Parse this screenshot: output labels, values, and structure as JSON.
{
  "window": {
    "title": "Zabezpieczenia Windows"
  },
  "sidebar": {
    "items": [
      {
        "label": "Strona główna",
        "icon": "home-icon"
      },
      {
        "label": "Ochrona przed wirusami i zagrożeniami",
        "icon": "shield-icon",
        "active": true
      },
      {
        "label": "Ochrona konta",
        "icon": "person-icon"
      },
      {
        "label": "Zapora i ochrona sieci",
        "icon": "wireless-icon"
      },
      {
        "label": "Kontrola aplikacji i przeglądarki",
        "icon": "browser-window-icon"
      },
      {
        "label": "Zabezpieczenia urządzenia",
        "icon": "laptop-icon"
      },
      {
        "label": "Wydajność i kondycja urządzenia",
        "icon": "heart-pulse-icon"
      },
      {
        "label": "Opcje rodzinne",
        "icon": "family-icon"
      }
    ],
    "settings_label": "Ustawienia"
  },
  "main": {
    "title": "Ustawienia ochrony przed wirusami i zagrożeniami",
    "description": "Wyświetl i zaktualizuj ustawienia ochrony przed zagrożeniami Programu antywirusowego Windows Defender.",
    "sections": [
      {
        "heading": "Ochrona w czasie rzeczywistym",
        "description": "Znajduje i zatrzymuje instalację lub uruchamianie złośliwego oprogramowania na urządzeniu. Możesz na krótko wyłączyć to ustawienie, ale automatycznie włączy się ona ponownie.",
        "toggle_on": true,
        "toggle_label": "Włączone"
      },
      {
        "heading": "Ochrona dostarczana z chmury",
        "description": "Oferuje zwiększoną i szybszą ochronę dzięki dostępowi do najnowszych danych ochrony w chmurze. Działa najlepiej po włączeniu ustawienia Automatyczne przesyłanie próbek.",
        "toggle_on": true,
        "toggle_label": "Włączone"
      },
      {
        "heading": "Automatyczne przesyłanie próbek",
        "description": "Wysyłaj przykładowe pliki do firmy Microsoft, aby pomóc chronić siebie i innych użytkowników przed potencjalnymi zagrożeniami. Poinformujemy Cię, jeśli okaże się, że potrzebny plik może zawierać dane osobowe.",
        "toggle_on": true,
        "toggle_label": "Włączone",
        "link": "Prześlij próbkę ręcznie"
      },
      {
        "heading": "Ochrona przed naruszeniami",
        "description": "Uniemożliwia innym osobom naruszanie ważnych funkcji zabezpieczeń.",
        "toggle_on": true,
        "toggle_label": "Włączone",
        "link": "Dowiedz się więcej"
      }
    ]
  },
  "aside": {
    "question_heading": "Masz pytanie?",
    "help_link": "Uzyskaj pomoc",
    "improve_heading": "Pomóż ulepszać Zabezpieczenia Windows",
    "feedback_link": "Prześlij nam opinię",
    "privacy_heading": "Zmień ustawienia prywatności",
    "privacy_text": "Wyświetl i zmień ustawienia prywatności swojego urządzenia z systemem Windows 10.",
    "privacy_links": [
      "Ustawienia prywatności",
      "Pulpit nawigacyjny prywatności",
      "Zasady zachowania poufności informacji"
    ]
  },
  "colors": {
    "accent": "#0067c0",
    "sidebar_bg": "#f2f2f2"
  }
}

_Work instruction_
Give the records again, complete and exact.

_Exercise output_
Parse this screenshot: output labels, values, and structure as JSON.
{
  "window": {
    "title": "Zabezpieczenia Windows"
  },
  "sidebar": {
    "items": [
      {
        "label": "Strona główna",
        "icon": "home-icon"
      },
      {
        "label": "Ochrona przed wirusami i zagrożeniami",
        "icon": "shield-icon",
        "active": true
      },
      {
        "label": "Ochrona konta",
        "icon": "person-icon"
      },
      {
        "label": "Zapora i ochrona sieci",
        "icon": "wireless-icon"
      },
      {
        "label": "Kontrola aplikacji i przeglądarki",
        "icon": "browser-window-icon"
      },
      {
        "label": "Zabezpieczenia urządzenia",
        "icon": "laptop-icon"
      },
      {
        "label": "Wydajność i kondycja urządzenia",
        "icon": "heart-pulse-icon"
      },
      {
        "label": "Opcje rodzinne",
        "icon": "family-icon"
      }
    ],
    "settings_label": "Ustawienia"
  },
  "main": {
    "title": "Ustawienia ochrony przed wirusami i zagrożeniami",
    "description": "Wyświetl i zaktualizuj ustawienia ochrony przed zagrożeniami Programu antywirusowego Windows Defender.",
    "sections": [
      {
        "heading": "Ochrona w czasie rzeczywistym",
        "description": "Znajduje i zatrzymuje instalację lub uruchamianie złośliwego oprogramowania na urządzeniu. Możesz na krótko wyłączyć to ustawienie, ale automatycznie włączy się ona ponownie.",
        "toggle_on": true,
        "toggle_label": "Włączone"
      },
      {
        "heading": "Ochrona dostarczana z chmury",
        "description": "Oferuje zwiększoną i szybszą ochronę dzięki dostępowi do najnowszych danych ochrony w chmurze. Działa najlepiej po włączeniu ustawienia Automatyczne przesyłanie próbek.",
        "toggle_on": true,
        "toggle_label": "Włączone"
      },
      {
        "heading": "Automatyczne przesyłanie próbek",
        "description": "Wysyłaj przykładowe pliki do firmy Microsoft, aby pomóc chronić siebie i innych użytkowników przed potencjalnymi zagrożeniami. Poinformujemy Cię, jeśli okaże się, że potrzebny plik może zawierać dane osobowe.",
        "toggle_on": true,
        "toggle_label": "Włączone",
        "link": "Prześlij próbkę ręcznie"
      },
      {
        "heading": "Ochrona przed naruszeniami",
        "description": "Uniemożliwia innym osobom naruszanie ważnych funkcji zabezpieczeń.",
        "toggle_on": true,
        "toggle_label": "Włączone",
        "link": "Dowiedz się więcej"
      }
    ]
  },
  "aside": {
    "question_heading": "Masz pytanie?",
    "help_link": "Uzyskaj pomoc",
    "improve_heading": "Pomóż ulepszać Zabezpieczenia Windows",
    "feedback_link": "Prześlij nam opinię",
    "privacy_heading": "Zmień ustawienia prywatności",
    "privacy_text": "Wyświetl i zmień ustawienia prywatności swojego urządzenia z systemem Windows 10.",
    "privacy_links": [
      "Ustawienia prywatności",
      "Pulpit nawigacyjny prywatności",
      "Zasady zachowania poufności informacji"
    ]
  },
  "colors": {
    "accent": "#0067c0",
    "sidebar_bg": "#f2f2f2"
  }
}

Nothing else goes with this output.